The schemes that WWT is looking at fall broadly into the categories: natural flood management (such as leaky dams), SuDS, constructed treatment wetlands (or other wetlands designed to improve water quali-ty), and managed coastal realignment. The survey is available at www.wwt.org.uk/wetlandsurvey and entries are added to an online map as they come in. Everyone who completes an entry will receive a summary of all the evidence gathered, along with case studies of the best examples. WWT will use the evidence to strengthen the case for natural solutions to water and waste problems at national and local government level.

How green infrastructure is transforming the way we live

CSGN Forum 2017: How green infrastructure is transforming the way we live

Thursday 15 June
John McIntyre Conference Centre, Pollock Halls, Edinburgh

This year’s Forum, our seventh, provides an opportunity to explore how green infrastructure projects are transforming the way we develop and repair our cities and towns.

Our event is aimed at public, private and third sector professionals, community activists and students working in or studying planning, engineering, architecture, green infrastructure, greenspace, active travel, sustainable development, urban regeneration, public health, community engagement and co-design.

As well as a key note Ministerial speech, during the day delegates will learn about three exciting projects which focus on the use of green infrastructure, innovation and liveability:
Senior Architect, Francesca Cesa Bianchi of Stefano Boeri Architects (SBA) will be presenting on the practices ground-breaking project Bosco Verticale in Milan. Translated as ‘vertical forest’, the project comprises two residential tower blocks that are clothed in vegetation contributing to the equivalent of 10,000 sqm of forest in a dense urban setting tempering the local microclimate, filtering pollution, creating new habitats and providing an extraordinary place in which to live. The ‘trees in the sky’ concept is taking off across the world and Francesca will speak about other projects the studio is developing;

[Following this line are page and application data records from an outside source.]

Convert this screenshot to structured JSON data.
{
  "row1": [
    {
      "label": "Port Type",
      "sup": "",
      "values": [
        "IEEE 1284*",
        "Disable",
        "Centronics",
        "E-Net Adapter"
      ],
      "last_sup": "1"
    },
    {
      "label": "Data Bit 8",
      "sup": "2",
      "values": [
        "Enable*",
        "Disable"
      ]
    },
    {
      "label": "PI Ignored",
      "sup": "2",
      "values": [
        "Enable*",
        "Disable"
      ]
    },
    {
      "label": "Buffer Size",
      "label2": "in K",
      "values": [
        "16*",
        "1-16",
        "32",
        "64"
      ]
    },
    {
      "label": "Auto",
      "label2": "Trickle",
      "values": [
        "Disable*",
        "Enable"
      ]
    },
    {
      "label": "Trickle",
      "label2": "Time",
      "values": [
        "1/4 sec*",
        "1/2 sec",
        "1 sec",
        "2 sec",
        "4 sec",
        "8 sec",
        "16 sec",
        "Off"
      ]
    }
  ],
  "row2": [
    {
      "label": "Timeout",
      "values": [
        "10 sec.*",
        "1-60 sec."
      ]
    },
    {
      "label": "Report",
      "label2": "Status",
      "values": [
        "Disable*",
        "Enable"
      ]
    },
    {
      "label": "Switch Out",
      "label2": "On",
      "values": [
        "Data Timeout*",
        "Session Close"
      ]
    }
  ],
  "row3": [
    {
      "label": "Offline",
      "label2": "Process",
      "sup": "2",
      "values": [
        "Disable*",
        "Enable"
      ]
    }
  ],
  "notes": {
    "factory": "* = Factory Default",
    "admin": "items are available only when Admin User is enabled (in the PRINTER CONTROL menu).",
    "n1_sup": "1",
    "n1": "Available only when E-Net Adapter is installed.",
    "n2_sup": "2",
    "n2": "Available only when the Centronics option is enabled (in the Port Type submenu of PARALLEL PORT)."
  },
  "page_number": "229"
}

Programme Manager, Wendy Langham from Eastside Partnership will talk about the Big Lottery Living Landmarks funded Connswater Community Greenway in east Belfast. Following the grant award in 2007, two major phases of development have created a 9km linear park with 16km of walking and cycling routes, 30 new or improved bridges crossing over three rivers, and works to deliver elements of Belfast’s Flood Alleviation scheme and improve water quality. Key drivers have been around health improvement, community cohesion, opportunities for employment and training and developing Belfast’s tourism offer;

Niels Jensen, a Traffic Planner with the City of Copenhagen will talk about Copenhagen’s Gronne Cykeruter or Green Cycle Routes. Well known for its high quality on-road cycling network, the City has also developed, since the 1930’s, a network of over 60km of routes through parks, open spaces, woodlands and other habitats which allow walkers and cyclists to commute away from traffic and in nature. Connecting key destinations and linking from the outskirts to the inner city these popular routes comprise new build and retrofit elements to create the network. With further routes being planned, Copenhagen remains on course as a World class city for active travel.

As well as learning about these major projects, delegates will also have an opportunity to find out about local active travel, greening and community growing projects in Edinburgh or to participate in workshops covering a range of topics including Scotland’s Greenspace Map, engaging with young people and encouraging communities to get involved in planning and placemaking.

The day will conclude with a panel and audience debate on accelerating the delivery of green infrastructure in our towns and cities.

This event is free to attend. With only 225 places available we suggest you book your place as soon as possible.

The full programme details and booking details are available here.